ferable quotas or ITQs) intended to eliminate or suppress some of the worst features of this commodification (Iudicello et al., 1999). The track record associated with these efforts is not yet extensive enough to justify firm conclusions. Taken together, however, it seems fair to conclude that these institutional innovations show considerable promise at least as responses to the specific problem of overharvesting (National Research Council, 1999a). Yet there is no basis at this stage for granting high marks to state-based systems of sea tenure with regard to the production of outcomes that are sustainable over time, much less results that can be defended on grounds of efficiency or equity.
To see how the interplay between modern/national and more informal/local systems of sea tenure plays out in practice, consider the situation that has developed in the eastern Bering Sea Region over the past 25 years (National Research Council, 1996). During the 1970s, the state of Alaska instituted a limited-entry regime for the inshore fisheries of this area—those fisheries taking place within a 3-mile belt over which the state has jurisdiction—largely in response to declining harvests of salmon (Young, 1983). Shortly thereafter, the federal government followed suit by creating a Fishery Conservation Zone (FCZ) together with a set of regulatory arrangements dealing with the harvesting of all species of fish in an area extending from the outer boundaries of state jurisdiction to a point 200 nautical miles from the coastline (Young, 1982b). Although it would be incorrect to argue that these initiatives have had no positive consequences, they have given rise to a number of unintended side effects largely due to problems of interplay with other institutional arrangements. The limited-entry system covering inshore fisheries has disrupted informal arrangements featuring a fluid mix of subsistence and commercial fishing; placed severe restrictions on the ability of young people unable to afford the price of a permit to enter the fisheries; and led to a loss of permits among rural fishers whose financial insecurity causes them to succumb from time to time to the temptation to sell fishing permits to meet short-term needs for cash. For its part, the creation of the FCZ in the eastern Bering Sea precipitated a dramatic rise in the participation of American fishers in this area and the consequent phasing out of foreign fishers. Because the regime established to regulate fishing in this area has the status of a national arrangement, the state of Alaska has been barred from instituting measures to protect local fishers in the area from competition on the part of large, heavily capitalized fishers based in Washington and Oregon. The exclusion of foreign fishers from the FCZ caused them to shift their focus to an area of the central Bering Sea located just outside the FCZ and known as the doughnut hole.11 By the early 1990s, the pollock stocks in this area had collapsed.

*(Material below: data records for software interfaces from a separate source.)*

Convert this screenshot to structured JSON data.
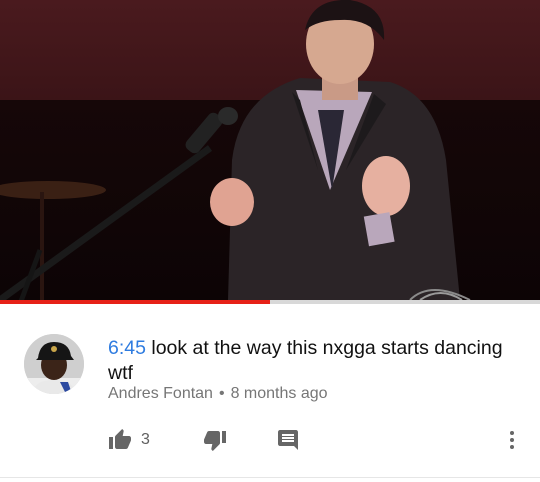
{
  "video": {
    "progress_fraction": 0.5,
    "progress_color": "#e62117"
  },
  "comment": {
    "timestamp": "6:45",
    "text": " look at the way this nxgga starts dancing wtf",
    "author": "Andres Fontan",
    "separator": "•",
    "age": "8 months ago",
    "like_count": "3",
    "link_color": "#2f7ce0"
  },
  "icons": {
    "like": "thumbs-up-icon",
    "dislike": "thumbs-down-icon",
    "reply": "reply-icon",
    "more": "more-vert-icon"
  }
}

During the 1990s, both the U.S. government and the state of Alaska took some steps to address these unfortunate side effects arising from the institutional innovations of the 1970s and 1980s. These include the creation of community development quotas (CDQs) intended to bolster the economies of small, coastal communities (National Research Council, 1999b) and the negotiation of a six-